This system is said to incorporate an innovative non-invasive hydrotherapy method. All the user needs to do is insert a specially-designed nozzle through which water (at a controlled temperature and pressure) can flow into the relevant regions. It is simple to use and allows the user maximum privacy. Its special design also features 100% isolation between the electricity and water supplies, ensuring maximum safety. The machine is said to be already available via distributors in Beijing, Chengdu, Hangzhou and Xian.
A new-style rhinitis therapy device, produced under licence from Mingzhifu (a Hong Kong company) also made its debut at this expo. In line with traditional Chinese acupuncture practice, this device is said to be able to relieve the symptoms of rhinitis by applying vibratory massage to certain acupressure points in the user's nasal area. This is said to simultaneously aid detoxification while boosting the user's immune system.
According to company's representatives at the expo, the various sounds produced by the device while unclogging the meridian channels in the user's body indicate the health status of the user. In this way the device functions as a family doctor, as well as a household acupuncture resource.
Intelligent, practical products
Against this backdrop of technological progress, there is a growing market for intelligent and practical products. Medical devices are increasingly digitalised, compact and more intelligent, as well as simpler and easier to use. This has contributed to the rapid home uptake of such medical devices.
One company capitalising on this preference is the Lighten Lighting Technology Co Ltd of Dongguan, which specialises in the development, production and sale of electronic rehabilitation products. Its products include walking sticks with LED lighting features, flashlight alerts and radio connectivity, as well as bathroom suction grips, handrails and mobility aids. One of its products is a combined walking stick, stool, MP3 player and card reader and comes complete with torch and flashlight alert functions. According to the company's General Manager, Pan Chunxiang, its policy of integrating energy conservation, environmental protection and low-carbon concepts with traditional rehabilitation equipment has make its devices popular home buys across the mainland.
Another company successfully accessing this market is Huizhou Miafi Electrical Appliances Co Ltd, which brought to the show its sonar vibration ionic electric toothbrush. This stylish item comes fitted with an advanced negative ion generator that produces three million high-density negative ions (per second), giving it a sonic vibration rate of 31,000 strokes per minute. The exhibitor was marketing it as ideal for oral care and boosting the immune system.

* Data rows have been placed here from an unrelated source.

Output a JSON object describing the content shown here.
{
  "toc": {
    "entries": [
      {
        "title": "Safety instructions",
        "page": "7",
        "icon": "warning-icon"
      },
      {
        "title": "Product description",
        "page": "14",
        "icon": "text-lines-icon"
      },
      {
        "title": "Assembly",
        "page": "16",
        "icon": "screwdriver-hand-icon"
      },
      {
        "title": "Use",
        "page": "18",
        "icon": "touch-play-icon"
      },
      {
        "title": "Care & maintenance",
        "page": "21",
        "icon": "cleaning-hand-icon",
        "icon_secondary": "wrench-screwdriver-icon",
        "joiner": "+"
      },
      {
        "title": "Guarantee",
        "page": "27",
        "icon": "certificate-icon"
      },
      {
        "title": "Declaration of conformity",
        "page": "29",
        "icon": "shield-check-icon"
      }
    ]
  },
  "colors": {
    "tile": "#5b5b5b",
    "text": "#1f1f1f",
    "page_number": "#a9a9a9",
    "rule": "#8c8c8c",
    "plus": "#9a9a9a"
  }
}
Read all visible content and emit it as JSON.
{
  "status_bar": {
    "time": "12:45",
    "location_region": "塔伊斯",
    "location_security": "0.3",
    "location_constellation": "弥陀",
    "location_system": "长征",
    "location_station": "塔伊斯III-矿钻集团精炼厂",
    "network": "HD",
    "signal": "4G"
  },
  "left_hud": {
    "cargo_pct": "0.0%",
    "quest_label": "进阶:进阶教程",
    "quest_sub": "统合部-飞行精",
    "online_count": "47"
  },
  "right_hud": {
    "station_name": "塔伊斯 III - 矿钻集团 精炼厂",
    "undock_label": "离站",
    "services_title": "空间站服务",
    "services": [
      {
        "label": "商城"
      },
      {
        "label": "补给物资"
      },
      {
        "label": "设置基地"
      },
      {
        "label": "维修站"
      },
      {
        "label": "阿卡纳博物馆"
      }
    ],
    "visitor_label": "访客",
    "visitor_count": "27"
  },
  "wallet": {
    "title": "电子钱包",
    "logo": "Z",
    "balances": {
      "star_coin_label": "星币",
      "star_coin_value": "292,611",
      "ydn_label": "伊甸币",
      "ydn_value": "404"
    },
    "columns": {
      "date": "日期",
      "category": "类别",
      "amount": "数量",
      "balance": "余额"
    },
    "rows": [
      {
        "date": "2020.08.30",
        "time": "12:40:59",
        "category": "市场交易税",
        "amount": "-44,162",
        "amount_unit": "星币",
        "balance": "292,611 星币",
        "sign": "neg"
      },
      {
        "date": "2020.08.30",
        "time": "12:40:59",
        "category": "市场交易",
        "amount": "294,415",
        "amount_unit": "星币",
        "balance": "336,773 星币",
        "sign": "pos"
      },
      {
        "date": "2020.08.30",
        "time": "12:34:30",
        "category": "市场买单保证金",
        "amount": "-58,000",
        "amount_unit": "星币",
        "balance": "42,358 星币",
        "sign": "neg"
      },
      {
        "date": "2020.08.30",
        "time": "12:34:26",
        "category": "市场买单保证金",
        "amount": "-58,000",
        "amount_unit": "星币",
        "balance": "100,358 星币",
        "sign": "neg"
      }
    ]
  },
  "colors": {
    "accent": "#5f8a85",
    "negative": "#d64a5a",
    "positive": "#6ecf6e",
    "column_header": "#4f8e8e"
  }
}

In the digital blood pressure sector, the Fudakang Industrial Co Ltd of Shenzhen produces a number of automatic monitors, infrared thermometers and blood glucose analysers. In its on-site demonstration, the exhibitor placed one of its contactless 'talking' infrared thermometers close to audience member's forehead. The body temperature reading was produced within 1-3 seconds, impressing many onlookers.
The South China (Guangzhou) Medical Instruments Expo 2014 took place from August at the China Import and Export Fair Pazhou Complex in Guangzhou. Around 500 exhibitors and 50,000 buyers attended the event.
Xing Fang, Special Correspondent, Guangzhou